Charo – People are losing their cool with this pandemic business. No doubt these are complicated and confusing times. How do we keep our happiness, or even our sanity, in a time when no plans apply, when we can only be certain of uncertainty, when we hear about death statistics several times a day? How do we stay positive?
Kalpana – Maybe if we stop staring at our own navels and thinking we are the centre of the universe and turn our eyes to the people beside us. Maybe think of what can we do for them, instead of what are they thinking of us. I believe that would be an advance.
Charo – Yes. Connection. Empathy. Solidarity. Long lost words. If one good thing should come out from this predicament is to teach us humility, to remind us of how frail we are and, at the same time, how unique. We have today with us Reverend Kebede Dibaba, from the Peace Lutheran Church of Fort St. John. For those who know him, you know Rev. Kebede is a force of nature, a generous spirit full of humanity and energy, so I feel so thankful to count on his wise advice today. Rev. Kebede, what is your personal view on this mayhem?
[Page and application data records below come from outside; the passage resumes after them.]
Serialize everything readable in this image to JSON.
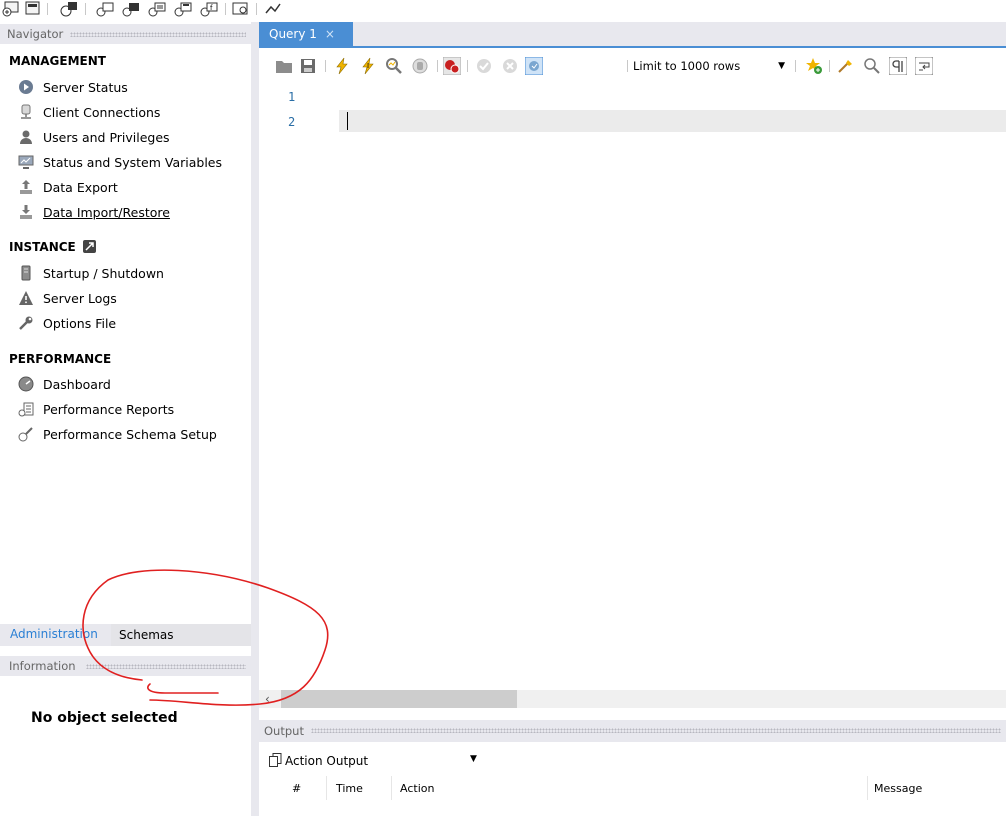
{
  "navigator": {
    "header": "Navigator",
    "management": {
      "title": "MANAGEMENT",
      "items": [
        {
          "label": "Server Status",
          "icon": "play-circle-icon"
        },
        {
          "label": "Client Connections",
          "icon": "client-connections-icon"
        },
        {
          "label": "Users and Privileges",
          "icon": "user-icon"
        },
        {
          "label": "Status and System Variables",
          "icon": "monitor-icon"
        },
        {
          "label": "Data Export",
          "icon": "export-icon"
        },
        {
          "label": "Data Import/Restore",
          "icon": "import-icon"
        }
      ]
    },
    "instance": {
      "title": "INSTANCE",
      "items": [
        {
          "label": "Startup / Shutdown",
          "icon": "server-icon"
        },
        {
          "label": "Server Logs",
          "icon": "warning-icon"
        },
        {
          "label": "Options File",
          "icon": "wrench-icon"
        }
      ]
    },
    "performance": {
      "title": "PERFORMANCE",
      "items": [
        {
          "label": "Dashboard",
          "icon": "dashboard-icon"
        },
        {
          "label": "Performance Reports",
          "icon": "reports-icon"
        },
        {
          "label": "Performance Schema Setup",
          "icon": "schema-setup-icon"
        }
      ]
    },
    "tabs": {
      "administration": "Administration",
      "schemas": "Schemas"
    }
  },
  "information": {
    "header": "Information",
    "empty_text": "No object selected"
  },
  "query": {
    "tab_label": "Query 1",
    "tab_close": "×",
    "limit_label": "Limit to 1000 rows",
    "line_numbers": [
      "1",
      "2"
    ]
  },
  "output": {
    "header": "Output",
    "selector": "Action Output",
    "columns": {
      "num": "#",
      "time": "Time",
      "action": "Action",
      "message": "Message"
    }
  },
  "colors": {
    "accent": "#4a8ed4",
    "link": "#2a7fd4",
    "annotation": "#e02020"
  }
}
Rev. Kebede – Well, first of all, we need to remember that pandemics are not new. There have been many remarkable pandemics throughout history and humankind survived, so we need to keep our perspective. Also we need to ask ourselves, what we are putting our faith in. Most people put their faith in the government, in money, in appearances, and when confronted with their own mortality, their support system falls apart like a house of cards.
Kalpana – I agree. Replacing religion with money or politics is bad business.
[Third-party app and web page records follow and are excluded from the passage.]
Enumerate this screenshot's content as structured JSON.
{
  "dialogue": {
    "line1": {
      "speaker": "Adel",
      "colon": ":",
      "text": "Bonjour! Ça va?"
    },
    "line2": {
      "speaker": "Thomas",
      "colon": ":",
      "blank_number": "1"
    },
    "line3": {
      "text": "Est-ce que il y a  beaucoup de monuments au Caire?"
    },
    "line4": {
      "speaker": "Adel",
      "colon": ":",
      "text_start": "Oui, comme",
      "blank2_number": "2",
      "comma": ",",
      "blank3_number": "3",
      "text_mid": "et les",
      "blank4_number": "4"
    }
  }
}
Charo – Yes, normally if you abandon your spirituality, or your connection with the universe, or whatever you want to call it, someone or something is going to take over, and it’s normally not beautiful.
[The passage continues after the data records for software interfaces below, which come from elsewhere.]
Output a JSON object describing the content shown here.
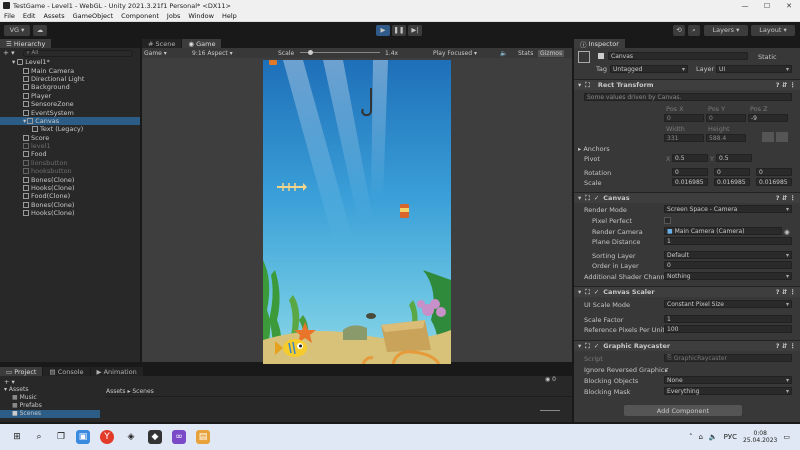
{
  "window": {
    "title": "TestGame - Level1 - WebGL - Unity 2021.3.21f1 Personal* <DX11>",
    "controls": [
      "—",
      "☐",
      "✕"
    ]
  },
  "menu": [
    "File",
    "Edit",
    "Assets",
    "GameObject",
    "Component",
    "Jobs",
    "Window",
    "Help"
  ],
  "toolbar": {
    "account": "VG",
    "layers": "Layers",
    "layout": "Layout"
  },
  "hierarchy": {
    "tab": "Hierarchy",
    "search_placeholder": "All",
    "scene": "Level1*",
    "items": [
      {
        "label": "Main Camera",
        "indent": 1,
        "dim": false
      },
      {
        "label": "Directional Light",
        "indent": 1,
        "dim": false
      },
      {
        "label": "Background",
        "indent": 1,
        "dim": false
      },
      {
        "label": "Player",
        "indent": 1,
        "dim": false
      },
      {
        "label": "SensoreZone",
        "indent": 1,
        "dim": false
      },
      {
        "label": "EventSystem",
        "indent": 1,
        "dim": false
      },
      {
        "label": "Canvas",
        "indent": 1,
        "dim": false,
        "selected": true
      },
      {
        "label": "Text (Legacy)",
        "indent": 2,
        "dim": false
      },
      {
        "label": "Score",
        "indent": 1,
        "dim": false
      },
      {
        "label": "level1",
        "indent": 1,
        "dim": true
      },
      {
        "label": "Food",
        "indent": 1,
        "dim": false
      },
      {
        "label": "lionsbutton",
        "indent": 1,
        "dim": true
      },
      {
        "label": "hooksbutton",
        "indent": 1,
        "dim": true
      },
      {
        "label": "Bones(Clone)",
        "indent": 1,
        "dim": false
      },
      {
        "label": "Hooks(Clone)",
        "indent": 1,
        "dim": false
      },
      {
        "label": "Food(Clone)",
        "indent": 1,
        "dim": false
      },
      {
        "label": "Bones(Clone)",
        "indent": 1,
        "dim": false
      },
      {
        "label": "Hooks(Clone)",
        "indent": 1,
        "dim": false
      }
    ]
  },
  "game": {
    "tab_scene": "Scene",
    "tab_game": "Game",
    "display": "Game",
    "aspect": "9:16 Aspect",
    "scale_label": "Scale",
    "scale_value": "1.4x",
    "play_focused": "Play Focused",
    "stats": "Stats",
    "gizmos": "Gizmos"
  },
  "inspector": {
    "tab": "Inspector",
    "object_name": "Canvas",
    "static_label": "Static",
    "tag_label": "Tag",
    "tag_value": "Untagged",
    "layer_label": "Layer",
    "layer_value": "UI",
    "rect": {
      "title": "Rect Transform",
      "note": "Some values driven by Canvas.",
      "posx_label": "Pos X",
      "posy_label": "Pos Y",
      "posz_label": "Pos Z",
      "posx": "0",
      "posy": "0",
      "posz": "-9",
      "width_label": "Width",
      "height_label": "Height",
      "width": "331",
      "height": "588.4",
      "anchors": "Anchors",
      "pivot": "Pivot",
      "pivot_x": "0.5",
      "pivot_y": "0.5",
      "rotation": "Rotation",
      "rot_x": "0",
      "rot_y": "0",
      "rot_z": "0",
      "scale": "Scale",
      "scale_x": "0.016985",
      "scale_y": "0.016985",
      "scale_z": "0.016985"
    },
    "canvas": {
      "title": "Canvas",
      "render_mode_label": "Render Mode",
      "render_mode": "Screen Space - Camera",
      "pixel_perfect": "Pixel Perfect",
      "render_camera_label": "Render Camera",
      "render_camera": "Main Camera (Camera)",
      "plane_distance_label": "Plane Distance",
      "plane_distance": "1",
      "sorting_layer_label": "Sorting Layer",
      "sorting_layer": "Default",
      "order_label": "Order in Layer",
      "order": "0",
      "shader_label": "Additional Shader Channel",
      "shader": "Nothing"
    },
    "scaler": {
      "title": "Canvas Scaler",
      "mode_label": "UI Scale Mode",
      "mode": "Constant Pixel Size",
      "factor_label": "Scale Factor",
      "factor": "1",
      "ref_label": "Reference Pixels Per Unit",
      "ref": "100"
    },
    "raycaster": {
      "title": "Graphic Raycaster",
      "script_label": "Script",
      "script": "GraphicRaycaster",
      "ignore_label": "Ignore Reversed Graphics",
      "blocking_objects_label": "Blocking Objects",
      "blocking_objects": "None",
      "blocking_mask_label": "Blocking Mask",
      "blocking_mask": "Everything"
    },
    "add_component": "Add Component"
  },
  "project": {
    "tab_project": "Project",
    "tab_console": "Console",
    "tab_animation": "Animation",
    "root": "Assets",
    "folders": [
      "Music",
      "Prefabs",
      "Scenes"
    ],
    "breadcrumb_root": "Assets",
    "breadcrumb_child": "Scenes",
    "count": "0"
  },
  "taskbar": {
    "lang": "РУС",
    "time": "0:08",
    "date": "25.04.2023"
  },
  "colors": {
    "accent": "#2c5d87",
    "play_active": "#2f5a8a",
    "sea_top": "#1e6fb8",
    "sea_bottom": "#7ed0e6"
  }
}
Rev. Kebede – Yes. People are abandoning God and finding very poor replacements. When situations go wrong, we always tell ourselves there is always a Plan B, but COVID-19 is not allowing us any Plan B. It is leaving us naked with who we are, with our humanity. And I feel that God is calling us back to our consciousness. He wants us to wake up and become fully aware of who we are and give our precious life to the One who sacrificed Himself in our behalf and took our shame and guilt upon Himself.
Charo – And I feel that is wonderful advice, Rev. Kebede. Wake up and give your life to Jesus, or Mohamed, or Brahma, but at least, simply give your life, because I don’t think a life can be lived satisfactorily without being given to others. It becomes a languid and tasteless biological process.
Kalpana – Yes, turn your eyes toward those who have never had a Plan B, those who don’t shiver when hearing the word pandemic, because they have always been devastated by malaria, typhoid, polio, or being killed by diseases that are old history for the Western world.
Charo – Since we hear about death so much lately, maybe think about death in a more profound way. Do you want death to find you empty and with your life still in its original package? Or do you want to open it, with the enthusiasm of a little child, tearing off the packaging with big hungry eyes, and abandon yourself to its miraculous infinite potential?
Kalpana – The true miracle, brothers and sisters, the only true miracle, is love. Open your eyes and your arms and jump fearlessly right into it.
Charo Lloret is from Spain; Kalpana Loganathan is from India. They write on their experiences immigrating to Fort St. John.